* **Assigned task**
What you return should be the complete data below, word for word, with no pictures in it.

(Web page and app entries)
┄┄┄┄┄┄┄┄┄┄
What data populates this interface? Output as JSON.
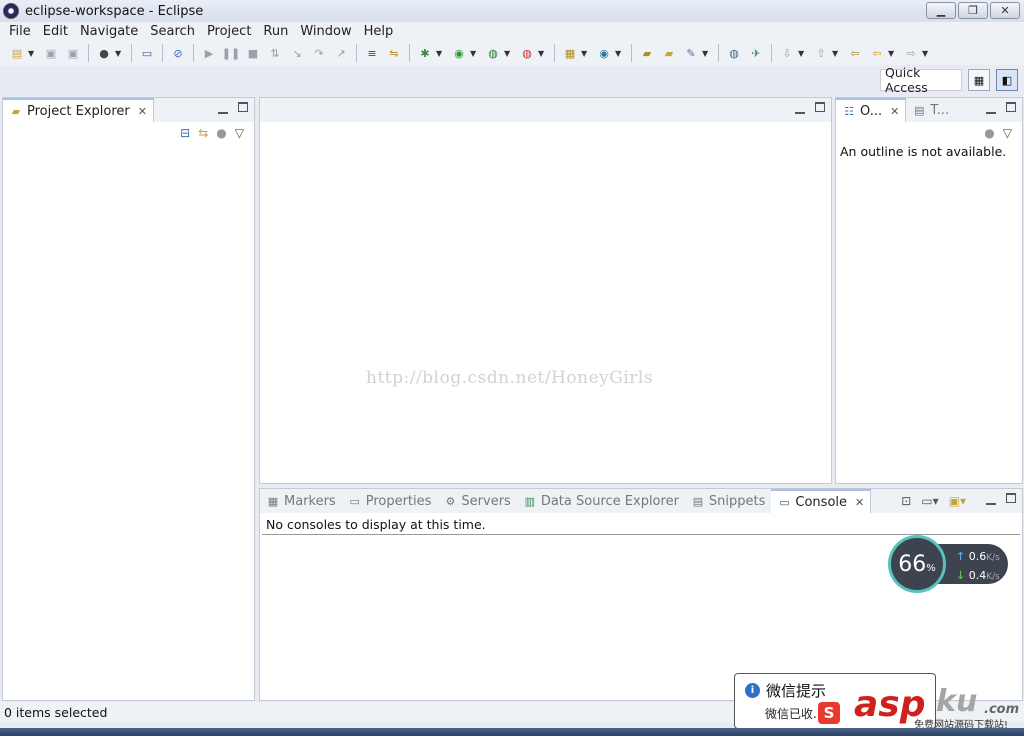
{
  "window": {
    "title": "eclipse-workspace - Eclipse",
    "minimize": "▁",
    "restore": "❐",
    "close": "✕"
  },
  "menu": [
    "File",
    "Edit",
    "Navigate",
    "Search",
    "Project",
    "Run",
    "Window",
    "Help"
  ],
  "toolbar": {
    "quick_access": "Quick Access"
  },
  "project_explorer": {
    "tab_label": "Project Explorer"
  },
  "outline": {
    "tab_label": "O...",
    "tab2_label": "T...",
    "message": "An outline is not available."
  },
  "editor": {
    "watermark": "http://blog.csdn.net/HoneyGirls"
  },
  "bottom_tabs": [
    {
      "label": "Markers",
      "active": false
    },
    {
      "label": "Properties",
      "active": false
    },
    {
      "label": "Servers",
      "active": false
    },
    {
      "label": "Data Source Explorer",
      "active": false
    },
    {
      "label": "Snippets",
      "active": false
    },
    {
      "label": "Console",
      "active": true
    }
  ],
  "console": {
    "message": "No consoles to display at this time."
  },
  "status": {
    "text": "0 items selected"
  },
  "speed": {
    "percent": "66",
    "percent_unit": "%",
    "up": "0.6",
    "down": "0.4",
    "unit": "K/s"
  },
  "wechat": {
    "title": "微信提示",
    "body": "微信已收..."
  },
  "logo": {
    "badge": "S",
    "asp": "asp",
    "ku": "ku",
    "com": ".com",
    "sub": "免费网站源码下载站!"
  }
}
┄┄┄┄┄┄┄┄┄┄
* **Solution to this task**
What data populates this interface? Output as JSON.
{
  "window": {
    "title": "eclipse-workspace - Eclipse",
    "minimize": "▁",
    "restore": "❐",
    "close": "✕"
  },
  "menu": [
    "File",
    "Edit",
    "Navigate",
    "Search",
    "Project",
    "Run",
    "Window",
    "Help"
  ],
  "toolbar": {
    "quick_access": "Quick Access"
  },
  "project_explorer": {
    "tab_label": "Project Explorer"
  },
  "outline": {
    "tab_label": "O...",
    "tab2_label": "T...",
    "message": "An outline is not available."
  },
  "editor": {
    "watermark": "http://blog.csdn.net/HoneyGirls"
  },
  "bottom_tabs": [
    {
      "label": "Markers",
      "active": false
    },
    {
      "label": "Properties",
      "active": false
    },
    {
      "label": "Servers",
      "active": false
    },
    {
      "label": "Data Source Explorer",
      "active": false
    },
    {
      "label": "Snippets",
      "active": false
    },
    {
      "label": "Console",
      "active": true
    }
  ],
  "console": {
    "message": "No consoles to display at this time."
  },
  "status": {
    "text": "0 items selected"
  },
  "speed": {
    "percent": "66",
    "percent_unit": "%",
    "up": "0.6",
    "down": "0.4",
    "unit": "K/s"
  },
  "wechat": {
    "title": "微信提示",
    "body": "微信已收..."
  },
  "logo": {
    "badge": "S",
    "asp": "asp",
    "ku": "ku",
    "com": ".com",
    "sub": "免费网站源码下载站!"
  }
}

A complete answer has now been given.